Work instructions
A line belongs in the answer if it contains "Cross"; copy every such line from the entries below.

Entries provided
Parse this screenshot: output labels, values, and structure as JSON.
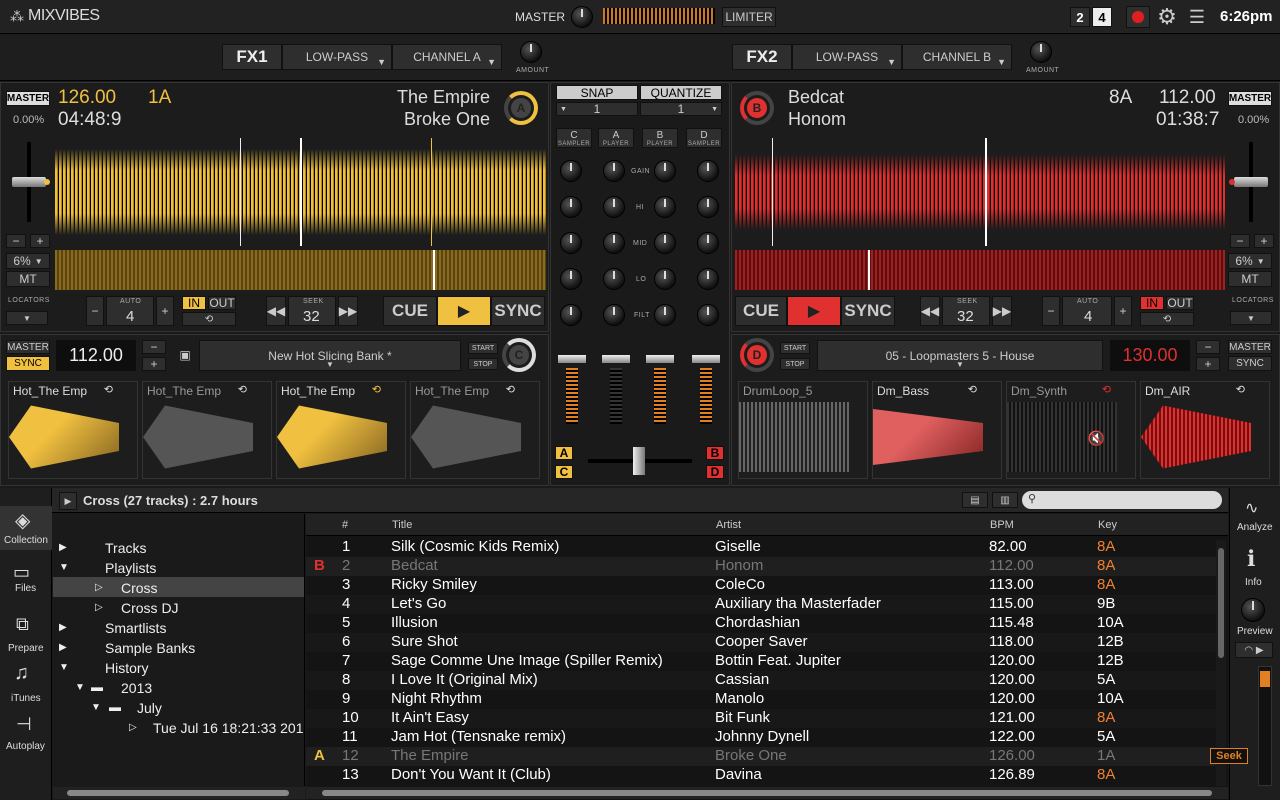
{
  "app": {
    "logo": "MIXVIBES",
    "master_label": "MASTER",
    "limiter_label": "LIMITER",
    "deck_mode_2": "2",
    "deck_mode_4": "4",
    "clock": "6:26pm"
  },
  "fx": [
    {
      "label": "FX1",
      "effect": "LOW-PASS",
      "channel": "CHANNEL A",
      "amount_label": "AMOUNT"
    },
    {
      "label": "FX2",
      "effect": "LOW-PASS",
      "channel": "CHANNEL B",
      "amount_label": "AMOUNT"
    }
  ],
  "deckA": {
    "letter": "A",
    "master_label": "MASTER",
    "bpm": "126.00",
    "key": "1A",
    "pitch": "0.00%",
    "time": "04:48:9",
    "title": "The Empire",
    "artist": "Broke One",
    "range": "6%",
    "mt": "MT",
    "locators": "LOCATORS",
    "auto_label": "AUTO",
    "auto_value": "4",
    "in_label": "IN",
    "out_label": "OUT",
    "seek_label": "SEEK",
    "seek_value": "32",
    "cue": "CUE",
    "sync": "SYNC",
    "minus": "−",
    "plus": "+",
    "color": "#f0c040"
  },
  "deckB": {
    "letter": "B",
    "master_label": "MASTER",
    "bpm": "112.00",
    "key": "8A",
    "pitch": "0.00%",
    "time": "01:38:7",
    "title": "Bedcat",
    "artist": "Honom",
    "range": "6%",
    "mt": "MT",
    "locators": "LOCATORS",
    "auto_label": "AUTO",
    "auto_value": "4",
    "in_label": "IN",
    "out_label": "OUT",
    "seek_label": "SEEK",
    "seek_value": "32",
    "cue": "CUE",
    "sync": "SYNC",
    "minus": "−",
    "plus": "+",
    "color": "#e03030"
  },
  "mixer": {
    "snap": "SNAP",
    "quantize": "QUANTIZE",
    "snap_value": "1",
    "quantize_value": "1",
    "channels": [
      {
        "letter": "C",
        "sub": "SAMPLER"
      },
      {
        "letter": "A",
        "sub": "PLAYER"
      },
      {
        "letter": "B",
        "sub": "PLAYER"
      },
      {
        "letter": "D",
        "sub": "SAMPLER"
      }
    ],
    "eq": [
      "GAIN",
      "HI",
      "MID",
      "LO",
      "FILT"
    ],
    "xfade_a": "A",
    "xfade_b": "B",
    "xfade_c": "C",
    "xfade_d": "D"
  },
  "samplerC": {
    "letter": "C",
    "master_label": "MASTER",
    "sync": "SYNC",
    "bpm": "112.00",
    "bank": "New Hot Slicing Bank *",
    "start": "START",
    "stop": "STOP",
    "minus": "−",
    "plus": "+",
    "slots": [
      "Hot_The Emp",
      "Hot_The Emp",
      "Hot_The Emp",
      "Hot_The Emp"
    ]
  },
  "samplerD": {
    "letter": "D",
    "master_label": "MASTER",
    "sync": "SYNC",
    "bpm": "130.00",
    "bank": "05 - Loopmasters 5 - House",
    "start": "START",
    "stop": "STOP",
    "minus": "−",
    "plus": "+",
    "slots": [
      "DrumLoop_5",
      "Dm_Bass",
      "Dm_Synth",
      "Dm_AIR"
    ]
  },
  "browser": {
    "header": "Cross (27 tracks) : 2.7 hours",
    "sidebar": [
      "Collection",
      "Files",
      "Prepare",
      "iTunes",
      "Autoplay"
    ],
    "tree": [
      "Tracks",
      "Playlists",
      "Cross",
      "Cross DJ",
      "Smartlists",
      "Sample Banks",
      "History",
      "2013",
      "July",
      "Tue Jul 16 18:21:33 201"
    ],
    "columns": [
      "#",
      "Title",
      "Artist",
      "BPM",
      "Key"
    ],
    "rows": [
      {
        "deck": "",
        "num": "1",
        "title": "Silk (Cosmic Kids Remix)",
        "artist": "Giselle",
        "bpm": "82.00",
        "key": "8A"
      },
      {
        "deck": "B",
        "num": "2",
        "title": "Bedcat",
        "artist": "Honom",
        "bpm": "112.00",
        "key": "8A"
      },
      {
        "deck": "",
        "num": "3",
        "title": "Ricky Smiley",
        "artist": "ColeCo",
        "bpm": "113.00",
        "key": "8A"
      },
      {
        "deck": "",
        "num": "4",
        "title": "Let's Go",
        "artist": "Auxiliary tha Masterfader",
        "bpm": "115.00",
        "key": "9B"
      },
      {
        "deck": "",
        "num": "5",
        "title": "Illusion",
        "artist": "Chordashian",
        "bpm": "115.48",
        "key": "10A"
      },
      {
        "deck": "",
        "num": "6",
        "title": "Sure Shot",
        "artist": "Cooper Saver",
        "bpm": "118.00",
        "key": "12B"
      },
      {
        "deck": "",
        "num": "7",
        "title": "Sage Comme Une Image (Spiller Remix)",
        "artist": "Bottin Feat. Jupiter",
        "bpm": "120.00",
        "key": "12B"
      },
      {
        "deck": "",
        "num": "8",
        "title": "I Love It (Original Mix)",
        "artist": "Cassian",
        "bpm": "120.00",
        "key": "5A"
      },
      {
        "deck": "",
        "num": "9",
        "title": "Night Rhythm",
        "artist": "Manolo",
        "bpm": "120.00",
        "key": "10A"
      },
      {
        "deck": "",
        "num": "10",
        "title": "It Ain't Easy",
        "artist": "Bit Funk",
        "bpm": "121.00",
        "key": "8A"
      },
      {
        "deck": "",
        "num": "11",
        "title": "Jam Hot (Tensnake remix)",
        "artist": "Johnny Dynell",
        "bpm": "122.00",
        "key": "5A"
      },
      {
        "deck": "A",
        "num": "12",
        "title": "The Empire",
        "artist": "Broke One",
        "bpm": "126.00",
        "key": "1A"
      },
      {
        "deck": "",
        "num": "13",
        "title": "Don't You Want It (Club)",
        "artist": "Davina",
        "bpm": "126.89",
        "key": "8A"
      }
    ],
    "right_tools": [
      "Analyze",
      "Info",
      "Preview"
    ],
    "seek_tooltip": "Seek"
  }
}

Exercise solution
    "header": "Cross (27 tracks) : 2.7 hours",
      "Cross",
      "Cross DJ",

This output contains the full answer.